Typically, the leadership of a company has a clear picture of where the business needs to be in a certain timeframe. Grow this division to $500M in revenues in 5 years, or double the volume growth rate of a particular product line by next fiscal year. With a goal in mind, the management team sets to devising a plan to reach that goal, or maybe brings in an outside consultant to provide unbiased expertise. A plan is wrought, everyone seems to be on board, but soon it’s apparent that something’s not working. Progress reaches a plateau and won’t budge for weeks. Meetings are spent rehashing the same old issues instead of focusing on what’s next. Before long, the project is abandoned and it’s back to the drawing table. What went wrong?

Unsuccessful internal change is generally the result of a variety of factors which compound to prevent real change from ever getting out of the gate. Change requires organization, planning, socialization, flexibility, and dedication. It requires an understanding that it’s not going to be easy, and that there may be bumps along the way. It requires accountability, tracking, risk management, and good old fashioned hard work. Most of all, change requires confidence.

Everyone involved must believe that they, as individuals and as a team, have the ability to push through difficult or uncomfortable situations in order to reach a common goal.

To drive successful change throughout your organization:

  • Start with a comprehensive plan. Detailed, measureable, achievable goals are great, but also consider risks and countermeasures to anticipate and resolve problems before they happen. Do you foresee clashes in the personalities involved or opposition to tinkering with long-standing processes? The more you are prepared for in advance, the easier it will be to address issues as they surface.
  • Set your team up for success with the right tools to assign responsibility and track progress against goals. Goals should have clear ownership by individuals. Regular status meetings give everyone the chance to share successes and will keep each team member accountable for delivering on time.
  • Before implementing a plan, socialize it with all of the key stakeholders. Make sure that everyone the plan depends on is bought in, from the top of the management chain all the way to the mail room. Even an entry-level employee can undermine a major initiative if there is not broad support and dedication established.
  • Make it a priority. Management needs to be vocal about why this initiative is important and how it will benefit everyone within the company, and also needs to solicit (and react to) feedback. Employees must have confidence that the project is supported by the people at the top, and that those people will do what it takes to make sure it’s successful, even if it means taking constructive criticism.
  • Always be looking to improve. Once the process is complete, reflect back on which aspects were successful, which weren’t, and why. Document this learning and be sure to incorporate the lessons from this project into the next.
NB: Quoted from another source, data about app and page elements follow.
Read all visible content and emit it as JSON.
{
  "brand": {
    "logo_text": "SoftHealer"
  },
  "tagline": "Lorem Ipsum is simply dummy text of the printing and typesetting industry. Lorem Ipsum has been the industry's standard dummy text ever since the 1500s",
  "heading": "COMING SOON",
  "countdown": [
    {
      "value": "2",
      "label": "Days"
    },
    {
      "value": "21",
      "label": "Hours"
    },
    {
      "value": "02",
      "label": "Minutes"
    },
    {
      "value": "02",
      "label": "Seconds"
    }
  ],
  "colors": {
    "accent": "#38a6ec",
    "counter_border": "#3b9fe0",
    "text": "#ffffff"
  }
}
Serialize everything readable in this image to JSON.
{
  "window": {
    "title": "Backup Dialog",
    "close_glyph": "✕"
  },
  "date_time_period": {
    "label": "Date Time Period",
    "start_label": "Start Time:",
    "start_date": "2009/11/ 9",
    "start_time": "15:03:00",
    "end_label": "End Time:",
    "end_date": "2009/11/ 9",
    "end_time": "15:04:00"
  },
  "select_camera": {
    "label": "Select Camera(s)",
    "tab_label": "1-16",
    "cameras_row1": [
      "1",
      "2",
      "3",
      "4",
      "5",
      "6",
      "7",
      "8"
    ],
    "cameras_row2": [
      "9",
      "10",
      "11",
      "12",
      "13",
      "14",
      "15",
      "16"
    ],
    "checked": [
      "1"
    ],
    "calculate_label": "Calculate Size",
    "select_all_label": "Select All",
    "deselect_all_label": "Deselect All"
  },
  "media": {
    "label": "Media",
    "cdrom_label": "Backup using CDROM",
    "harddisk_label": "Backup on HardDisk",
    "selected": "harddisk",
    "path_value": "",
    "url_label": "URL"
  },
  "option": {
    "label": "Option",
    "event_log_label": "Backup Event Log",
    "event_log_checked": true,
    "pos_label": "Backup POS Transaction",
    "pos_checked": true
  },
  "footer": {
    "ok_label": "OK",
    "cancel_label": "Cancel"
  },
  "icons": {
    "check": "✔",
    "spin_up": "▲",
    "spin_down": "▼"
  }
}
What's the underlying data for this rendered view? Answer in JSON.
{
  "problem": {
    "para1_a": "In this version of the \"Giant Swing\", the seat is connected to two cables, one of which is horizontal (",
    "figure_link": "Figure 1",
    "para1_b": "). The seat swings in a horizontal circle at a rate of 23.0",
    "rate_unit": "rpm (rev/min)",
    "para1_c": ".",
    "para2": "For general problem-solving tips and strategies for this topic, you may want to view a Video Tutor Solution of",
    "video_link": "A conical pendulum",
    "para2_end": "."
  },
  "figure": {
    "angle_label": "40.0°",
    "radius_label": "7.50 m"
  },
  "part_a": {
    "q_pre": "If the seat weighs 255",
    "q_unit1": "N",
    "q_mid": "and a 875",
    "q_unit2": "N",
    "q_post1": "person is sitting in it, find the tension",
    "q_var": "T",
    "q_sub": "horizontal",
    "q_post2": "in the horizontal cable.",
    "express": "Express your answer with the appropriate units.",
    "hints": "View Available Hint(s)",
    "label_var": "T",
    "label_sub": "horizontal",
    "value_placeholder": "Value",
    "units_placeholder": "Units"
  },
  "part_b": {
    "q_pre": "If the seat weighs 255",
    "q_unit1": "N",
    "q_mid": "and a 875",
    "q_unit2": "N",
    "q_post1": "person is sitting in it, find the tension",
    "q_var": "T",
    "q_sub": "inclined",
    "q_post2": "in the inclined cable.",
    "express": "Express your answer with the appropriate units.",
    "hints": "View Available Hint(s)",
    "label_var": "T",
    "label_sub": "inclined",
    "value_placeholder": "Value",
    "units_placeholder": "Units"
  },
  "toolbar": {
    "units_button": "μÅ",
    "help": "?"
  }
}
DataKey Difference: Strengthens and energizes client organizations by becoming part of the team to accelerate key initiatives.  Sometimes change requires an outside catalyst to really make it stick. DataKey integrates unbiased leadership and world-class expertise directly into your team to get the results you need fast. With proven tools, dedicated capacity, and best practice experience, DataKey can help your team hit the ground running.

Download a PDF version of this article here.